Central driving position
Being looked at, and laughed at
When the government’s Plug-In Van Grant scheme was announced in February 2012 there were two surprise names on the list of approved vehicles – Italian manufacturer Faam and French firm Mia. Both are modern electric vehicles but moulded in the early 21st century definition of the word – distinctly unusually looking – rather than the current crop of electrified panel vans by established manufacturers. Yet unlike the pioneering quadricycle-based mobile sandwich shop type vans, these are proper machines with decent top speeds and a useable mileage.
Without sounding too superficial, the Mia is perhaps the ugliest commercial vehicle on sale, but there is real promise and ingenuity under its plastic skin. Entering the cabin and parking yourself on the single central driving seat for example would ordinarily prove a major problem, especially given that this van is just 1.5m high, but a section of the floor pan has been thoughtfully cut away to allow you to get in closer to the seat. This prevents you from having to overstretch to reach the footwell and allows for easy entry and exit. The sliding door – which co-incidentally is released by pressing the flower-like Mia logo – curves under the floor, and when pulled into place covers the cut away section. Once inside the seat is comfortable and driving position commanding. Storage could be improved, but the clarity, layout and appearance of the instruments are ideally suited to this quirky model.
Available in four configurations with one, two, three or four seats, it’s the U version of the Mia that is of interest to the commercial sector, thanks to its panelled rear and 1.5m3 loadspace. Weighing in at a paltry 1180kg gross vehicle weight, the Mia U allows a maximum 415kg payload with the 8kWh battery pack or a 365kg capacity with the upgraded 12kWh batteries. Respectively, these are good enough for a claimed 50 mile (80km) and 78 mile (125km) range, and unusually for past vehicles of this size and design, a maximum speed of 62mph.

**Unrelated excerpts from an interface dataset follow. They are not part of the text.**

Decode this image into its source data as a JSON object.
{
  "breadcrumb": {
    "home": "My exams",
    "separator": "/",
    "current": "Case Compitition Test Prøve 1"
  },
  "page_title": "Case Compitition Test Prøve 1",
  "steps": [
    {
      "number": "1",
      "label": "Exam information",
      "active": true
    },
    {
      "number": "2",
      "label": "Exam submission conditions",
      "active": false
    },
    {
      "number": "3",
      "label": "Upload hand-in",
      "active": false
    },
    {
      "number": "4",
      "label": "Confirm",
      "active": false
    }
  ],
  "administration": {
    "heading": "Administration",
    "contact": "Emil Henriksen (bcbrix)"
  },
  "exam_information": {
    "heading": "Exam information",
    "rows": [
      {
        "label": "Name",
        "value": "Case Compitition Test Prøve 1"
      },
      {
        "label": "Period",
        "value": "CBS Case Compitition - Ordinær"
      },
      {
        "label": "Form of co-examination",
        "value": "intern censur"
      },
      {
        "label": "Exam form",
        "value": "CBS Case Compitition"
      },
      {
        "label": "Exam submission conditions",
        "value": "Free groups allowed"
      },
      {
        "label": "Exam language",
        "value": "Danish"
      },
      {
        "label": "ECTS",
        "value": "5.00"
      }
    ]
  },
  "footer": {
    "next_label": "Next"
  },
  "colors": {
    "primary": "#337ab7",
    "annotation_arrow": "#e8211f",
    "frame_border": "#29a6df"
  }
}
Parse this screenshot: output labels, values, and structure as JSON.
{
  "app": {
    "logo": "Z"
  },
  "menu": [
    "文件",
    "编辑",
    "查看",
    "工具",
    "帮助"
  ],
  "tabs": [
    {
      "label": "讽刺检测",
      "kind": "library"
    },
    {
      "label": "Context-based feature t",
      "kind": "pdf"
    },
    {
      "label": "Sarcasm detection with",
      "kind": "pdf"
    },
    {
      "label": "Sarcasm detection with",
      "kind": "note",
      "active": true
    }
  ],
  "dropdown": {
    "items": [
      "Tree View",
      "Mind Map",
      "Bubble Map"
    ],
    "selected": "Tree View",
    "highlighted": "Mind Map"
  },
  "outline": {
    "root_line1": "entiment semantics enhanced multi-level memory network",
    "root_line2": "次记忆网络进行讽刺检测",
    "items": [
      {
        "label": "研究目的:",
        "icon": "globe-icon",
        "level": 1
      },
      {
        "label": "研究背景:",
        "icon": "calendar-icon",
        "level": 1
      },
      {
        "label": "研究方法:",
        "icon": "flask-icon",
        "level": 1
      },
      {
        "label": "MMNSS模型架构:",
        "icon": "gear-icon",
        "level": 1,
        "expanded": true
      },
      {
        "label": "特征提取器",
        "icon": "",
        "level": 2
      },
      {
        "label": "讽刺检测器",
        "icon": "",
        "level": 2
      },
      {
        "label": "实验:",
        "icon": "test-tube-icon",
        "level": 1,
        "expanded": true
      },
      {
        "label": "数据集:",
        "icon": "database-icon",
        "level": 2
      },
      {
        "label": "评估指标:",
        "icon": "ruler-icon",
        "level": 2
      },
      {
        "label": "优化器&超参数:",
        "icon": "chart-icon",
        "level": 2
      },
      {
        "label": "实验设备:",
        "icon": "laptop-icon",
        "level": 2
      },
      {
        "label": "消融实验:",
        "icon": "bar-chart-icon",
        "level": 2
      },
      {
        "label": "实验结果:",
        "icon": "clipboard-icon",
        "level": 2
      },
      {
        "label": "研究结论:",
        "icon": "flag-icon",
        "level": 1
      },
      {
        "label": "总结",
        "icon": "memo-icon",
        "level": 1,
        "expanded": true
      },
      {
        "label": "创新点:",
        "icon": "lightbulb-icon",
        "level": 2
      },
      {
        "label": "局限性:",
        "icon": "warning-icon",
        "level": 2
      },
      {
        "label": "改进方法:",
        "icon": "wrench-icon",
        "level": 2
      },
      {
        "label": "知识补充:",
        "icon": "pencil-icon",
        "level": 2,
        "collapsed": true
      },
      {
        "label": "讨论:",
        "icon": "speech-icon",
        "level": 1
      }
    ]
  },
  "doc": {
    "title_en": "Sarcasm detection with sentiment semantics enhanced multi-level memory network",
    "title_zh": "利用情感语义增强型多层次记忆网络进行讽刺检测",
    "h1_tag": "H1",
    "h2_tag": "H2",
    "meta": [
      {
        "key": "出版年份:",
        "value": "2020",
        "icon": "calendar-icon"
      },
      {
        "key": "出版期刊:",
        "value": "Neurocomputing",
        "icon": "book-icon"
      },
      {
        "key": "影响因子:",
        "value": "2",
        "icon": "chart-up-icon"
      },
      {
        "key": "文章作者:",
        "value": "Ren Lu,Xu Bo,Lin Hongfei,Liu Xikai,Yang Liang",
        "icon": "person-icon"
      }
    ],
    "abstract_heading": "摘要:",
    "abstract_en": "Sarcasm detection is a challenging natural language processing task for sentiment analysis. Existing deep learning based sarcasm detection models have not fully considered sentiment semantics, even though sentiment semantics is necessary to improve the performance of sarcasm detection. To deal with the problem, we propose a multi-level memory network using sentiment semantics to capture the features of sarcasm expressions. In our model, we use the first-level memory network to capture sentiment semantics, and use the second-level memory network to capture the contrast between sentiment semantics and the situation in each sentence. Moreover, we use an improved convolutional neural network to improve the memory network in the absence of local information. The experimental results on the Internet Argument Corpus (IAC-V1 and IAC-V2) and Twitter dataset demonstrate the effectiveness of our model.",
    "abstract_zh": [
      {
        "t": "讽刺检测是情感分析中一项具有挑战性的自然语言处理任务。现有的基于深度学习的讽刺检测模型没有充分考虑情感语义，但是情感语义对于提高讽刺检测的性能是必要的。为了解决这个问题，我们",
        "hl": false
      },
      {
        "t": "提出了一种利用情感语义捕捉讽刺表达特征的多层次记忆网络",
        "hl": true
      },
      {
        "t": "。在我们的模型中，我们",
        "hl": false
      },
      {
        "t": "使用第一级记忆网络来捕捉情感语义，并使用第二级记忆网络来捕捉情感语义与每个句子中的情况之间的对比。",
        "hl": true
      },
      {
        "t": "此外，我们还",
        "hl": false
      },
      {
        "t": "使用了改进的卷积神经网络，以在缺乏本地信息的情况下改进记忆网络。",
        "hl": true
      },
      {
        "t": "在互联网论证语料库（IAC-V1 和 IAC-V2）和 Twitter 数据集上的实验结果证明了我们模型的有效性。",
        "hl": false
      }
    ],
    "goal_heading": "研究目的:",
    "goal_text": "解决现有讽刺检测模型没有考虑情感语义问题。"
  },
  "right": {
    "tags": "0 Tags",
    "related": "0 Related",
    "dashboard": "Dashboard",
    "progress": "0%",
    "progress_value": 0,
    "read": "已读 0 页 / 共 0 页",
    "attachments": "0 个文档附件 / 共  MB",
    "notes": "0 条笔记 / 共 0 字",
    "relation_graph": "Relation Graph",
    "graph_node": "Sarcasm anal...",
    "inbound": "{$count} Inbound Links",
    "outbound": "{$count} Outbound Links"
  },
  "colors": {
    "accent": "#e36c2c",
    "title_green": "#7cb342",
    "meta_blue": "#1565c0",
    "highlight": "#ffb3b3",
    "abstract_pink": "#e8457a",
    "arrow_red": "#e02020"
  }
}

Realistically the operational range is probably closer to 40 miles and 65 miles.
While looks bare no correlation with performance, vehicles of this ilk have long had a certain stigma attached to them. Motorists assume the worst and look to overtake at the earliest opportunity, anticipating slow progress from these rudimentary-looking automobiles. Yet travelling in the Mia U could not be further from this misconception, and once moving the Mia U’s performance is dazzling. Granted, the first 5mph are slow, as the driveline pushes power to the wheels, but once moving acceleration is brisk. It’s not supercar fast, and barely even supermini fast, but there’s more than enough power to outwit pushy motorists and keep well ahead of the pace of the city. Ride comfort too is good.
Lightweight, small wheelbase vehicles tend to bounce around, but the Mia U rides our roads remarkably well, and although at speeds above 40mph a great deal of noise does penetrate the cabin (mostly from the tyres with some from the axle and motor) it is a comfortable van to be in. Because the driver sits in a central position, the pedals can be mounted further forward, placing you closer to the front axle than in a regular vehicle. While this position is bad for visibility – the two thick A-pillars create large blindspots – it enhances the enjoyment of the sharp steering, the cliché of driving a go-kart is arguably more apt in this vehicle than any other. Its biggest dynamic let down is the massive amounts of understeer, the tiny 14-inch alloy wheels carry you wide in every corner when travelling above 30mph. The ‘Eco’ button, an ever-present in any modern vehicle (electric or not) functions as a power limiter, while boosting the regenerative force of the braking. As a preference we preferred the Eco level of retardation, but found its power limiting far too much to enable a decent getaway from a standstill.
Our test vehicle, on loan from Kinghams of Croydon car dealership, is actually a pre-production model but for the most part the Mia U seems the finished product. An updated version is due in the UK later this year, and providing the government grant remains in place the £16,995 starting price and competitive monthly contract hire prices planned by Kinghams should ensure sales.
It needs more instantaneous power, and corrections to prevent such massive understeer. More storage surrounding the driver and some reworking of the Eco button functions would also help, but on the whole the Mia U is a great addition to the UK electric vehicle fleet, with luck fleet operators and the local odd-job man target customer will look past its appearance and embrace this ugly duckling.